But the Supreme Court has never said a school has to get affirmative permission from the parents to allow the students participate in the pledge. It is perfectly constitutionally permissible, for instance, for the dissenting student to be the only one in the room seated while everyone else takes the pledge. Unlike in religion clause cases, the Supreme Court is perfectly comfortable with the idea of the school clearly endorsing a thing like the pledge and even making life a little uncomfortable for those who are unwilling to take it. And bluntly, unless you are a Jehovah’s witness, or have some other issue like that, where it is not from a lack of patriotism that leads you to object, but merely having a tangential objection (the Jehovah’s witness in Barnette considered the salute to be idol worship and expressed a willingness to speak an alternate pledge which was equally patriotic but not troublesome to their faith), I don’t have a lot of sympathy for you. If you don’t love this country, why are you here?
But it gets even dumber than that, with the ACLU managing to beclown themselves:
But Sarah Wunsch, a staff attorney at the American Civil Liberties Union in Boston, said she hasn’t heard of another school using permission slips to handle the pledge.
“It suggests that this is a decision for parents alone. Are they going to enforce that?” asked Wunsch, calling the use of permission slips “really strange.”
She said that the permission slip raises the issue of what would the schools do if a student’s wishes differ from his or her parents.
“I think that’s really strange that they’d do that… even children don’t lose their right of expression simply by walking into a schoolhouse’s doors,” said Wunsch, herself a Brookline resident.
Mmm, yeah, in fact it is and should be up to the parents to determine their children’s upbringing. Indeed the Supreme Court has said that parents have a right to control their children’s upbringing in a string of cases on the issue of privacy, that were used to justify even the right to contraception, abortion and gay sex. That was why Michael Newdow lost his case challenging the Pledge of Allegiance. In that case, Elk Grove Unified School Dist. v. Newdow, Newdow had claimed he had standing to sue because as the father of a girl in public school he was injured in his ability to instill his atheism into his daughter by those dreaded words “under God.” But, the Supreme Court correctly explain that the problem with that claim was that he was divorced from the mother and she had been granted custody of the daughter and thus “the custodial parent undoubtedly has the right to make ultimate decisions concerning the child’s religious upbringing.” Newdow retained the right to talk to their child about his faith, but the mother could enroll their daughter in a religious school for all she cared, and he couldn’t do a thing about it. Therefore he had no power to control his child’s upbringing, and had no right to sue for the School supposedly infringing on it.

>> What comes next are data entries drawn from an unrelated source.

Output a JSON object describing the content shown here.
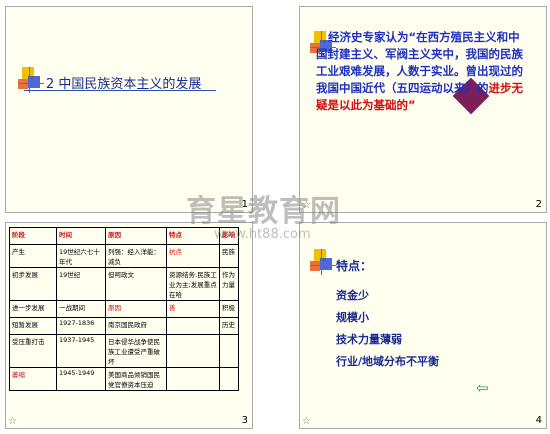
{
  "slides": [
    {
      "number": "1",
      "title": "2 中国民族资本主义的发展"
    },
    {
      "number": "2",
      "quote_blue": "经济史专家认为“在西方殖民主义和中国封建主义、军阀主义夹中，我国的民族工业艰难发展，人数于实业。曾出现过的我国中国近代（五四运动以来）的",
      "quote_red": "进步无疑是以此为基础的”"
    },
    {
      "number": "3",
      "table": {
        "headers": [
          "阶段",
          "时间",
          "原因",
          "特点",
          "影响"
        ],
        "rows": [
          [
            "产生",
            "19世纪六七十年代",
            "列强：经入洋能：减负",
            "抗点",
            "民族"
          ],
          [
            "初步发展",
            "19世纪",
            "但呵政文",
            "资源结务:民族工业为主;发展重点在哈",
            "作为力量"
          ],
          [
            "进一步发展",
            "一战期间",
            "原因",
            "善",
            "积极"
          ],
          [
            "短暂发展",
            "1927-1836",
            "南京国民政府",
            "",
            "历史"
          ],
          [
            "受压重打击",
            "1937-1945",
            "日本侵华战争使民族工业遭受严重破坏",
            "",
            ""
          ],
          [
            "萎缩",
            "1945-1949",
            "美国商品倾销国民党官僚资本压迫",
            "",
            ""
          ]
        ]
      }
    },
    {
      "number": "4",
      "heading": "特点：",
      "items": [
        "资金少",
        "规模小",
        "技术力量薄弱",
        "行业/地域分布不平衡"
      ]
    }
  ],
  "watermark": {
    "main": "育星教育网",
    "sub": "www.ht88.com"
  },
  "colors": {
    "background": "#fffff0",
    "title_blue": "#1a2b8f",
    "accent_red": "#d01010"
  }
}
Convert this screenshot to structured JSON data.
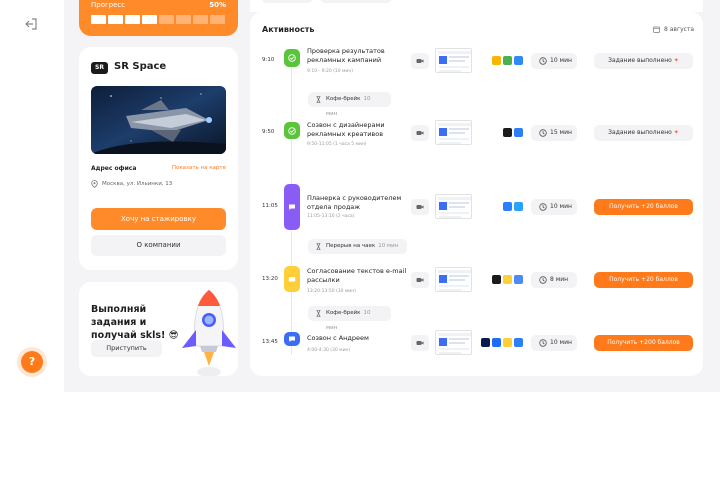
{
  "colors": {
    "accent": "#ff7a1a",
    "green": "#5ac43a",
    "purple": "#8a5cf6",
    "yellow": "#ffcf3a",
    "blue": "#3b6ef5"
  },
  "progress": {
    "label": "Прогресс",
    "percent_text": "50%",
    "segments_total": 8,
    "segments_on": 4
  },
  "company": {
    "logo_text": "SR",
    "name": "SR Space",
    "address_title": "Адрес офиса",
    "map_link": "Показать на карте",
    "address": "Москва, ул. Ильинки, 13",
    "intern_button": "Хочу на стажировку",
    "about_button": "О компании"
  },
  "promo": {
    "title": "Выполняй задания и получай skls! 😎",
    "button": "Приступить"
  },
  "help": "?",
  "activity": {
    "title": "Активность",
    "date": "8 августа",
    "items": [
      {
        "time": "9:10",
        "title": "Проверка результатов рекламных кампаний",
        "sub": "9:10 - 9:20 (10 мин)",
        "duration": "10 мин",
        "action": "Задание выполнено",
        "action_type": "done",
        "node_color": "#5ac43a",
        "icon": "check-icon"
      },
      {
        "time": "9:50",
        "title": "Созвон с дизайнерами рекламных креативов",
        "sub": "9:50-11:05 (1 часа 5 мин)",
        "duration": "15 мин",
        "action": "Задание выполнено",
        "action_type": "done",
        "node_color": "#5ac43a",
        "icon": "check-icon"
      },
      {
        "time": "11:05",
        "title": "Планерка с руководителем отдела продаж",
        "sub": "11:05-13:10 (2 часа)",
        "duration": "10 мин",
        "action": "Получить +20 баллов",
        "action_type": "points",
        "node_color": "#8a5cf6",
        "icon": "chat-icon"
      },
      {
        "time": "13:20",
        "title": "Согласование текстов e-mail рассылки",
        "sub": "13:20-13:50 (30 мин)",
        "duration": "8 мин",
        "action": "Получить +20 баллов",
        "action_type": "points",
        "node_color": "#ffcf3a",
        "icon": "mail-icon"
      },
      {
        "time": "13:45",
        "title": "Созвон с Андреем",
        "sub": "4:00-4:30 (30 мин)",
        "duration": "10 мин",
        "action": "Получить +200 баллов",
        "action_type": "points",
        "node_color": "#3b6ef5",
        "icon": "chat-icon"
      }
    ],
    "breaks": [
      {
        "label": "Кофе-брейк",
        "duration": "10 мин"
      },
      {
        "label": "Перерыв на чаек",
        "duration": "10 мин"
      },
      {
        "label": "Кофе-брейк",
        "duration": "10 мин"
      }
    ]
  }
}
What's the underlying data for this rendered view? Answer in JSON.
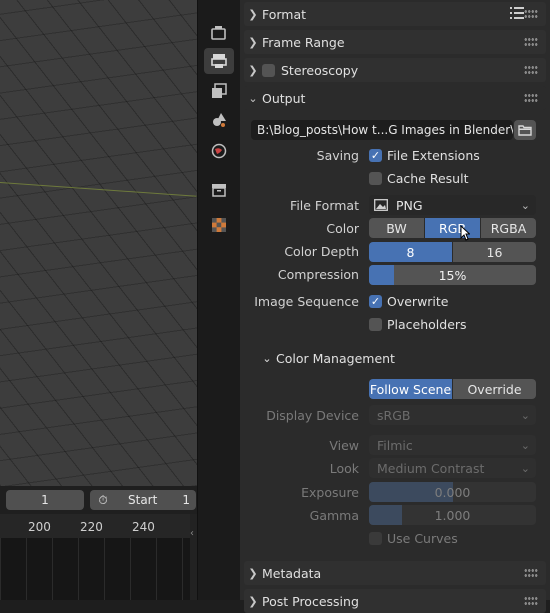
{
  "timeline": {
    "current_frame": "1",
    "start_label": "Start",
    "start_value": "1",
    "ruler": [
      "200",
      "220",
      "240"
    ]
  },
  "tabs": [
    "render-icon",
    "output-icon",
    "view-layer-icon",
    "scene-icon",
    "world-icon",
    "collection-icon",
    "texture-icon"
  ],
  "panels": {
    "format": "Format",
    "frame_range": "Frame Range",
    "stereoscopy": "Stereoscopy",
    "output": "Output",
    "metadata": "Metadata",
    "post_processing": "Post Processing"
  },
  "output": {
    "path": "B:\\Blog_posts\\How t...G Images in Blender\\",
    "saving_label": "Saving",
    "file_extensions": "File Extensions",
    "cache_result": "Cache Result",
    "file_format_label": "File Format",
    "file_format_value": "PNG",
    "color_label": "Color",
    "color_options": [
      "BW",
      "RGB",
      "RGBA"
    ],
    "color_selected": "RGB",
    "color_depth_label": "Color Depth",
    "color_depth_options": [
      "8",
      "16"
    ],
    "color_depth_selected": "8",
    "compression_label": "Compression",
    "compression_value": "15%",
    "compression_fraction": 0.15,
    "image_sequence_label": "Image Sequence",
    "overwrite": "Overwrite",
    "placeholders": "Placeholders"
  },
  "color_management": {
    "title": "Color Management",
    "follow_scene": "Follow Scene",
    "override": "Override",
    "display_device_label": "Display Device",
    "display_device_value": "sRGB",
    "view_label": "View",
    "view_value": "Filmic",
    "look_label": "Look",
    "look_value": "Medium Contrast",
    "exposure_label": "Exposure",
    "exposure_value": "0.000",
    "gamma_label": "Gamma",
    "gamma_value": "1.000",
    "gamma_fraction": 0.2,
    "use_curves": "Use Curves"
  },
  "colors": {
    "accent": "#4772b3",
    "panel": "#2b2b2b",
    "widget": "#545454"
  }
}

But if the ACLU is confused about parents’ right to actually, you know, teach their children values, so is at least one of the parents sampled in this article:
“It’s uncomfortable. The pledge is a promise, and I’ve always taught my kids to think very carefully before making any promise. It’s not a decision I want to make for them,” said Judi Puritz Cook, who has two sons at the Devotion School….
She said she supports the school’s efforts to be inclusive of everyone, and feels that restarting the pledge after at least seven years was contrary to that.
“We’re celebrating diversity and including people… and then to be the one sitting there, waiting for the pledge to finish, [that] doesn’t feel inclusive,” said Cook, who later noted, “Yeah, it’s weird. That’s the right word for it.”
Yes, it is weird to suggest that people pledge allegiance to their own country. God forbid we do that.
Ah but then again maybe this won’t be a problem if “God, willing one day the border will become an irrelevancy,” right, Representative Keith Ellison?
Yes, the idiot really said that. And people really agreed. Jesus wept.
[Posted and authored by Aaron Worthing.]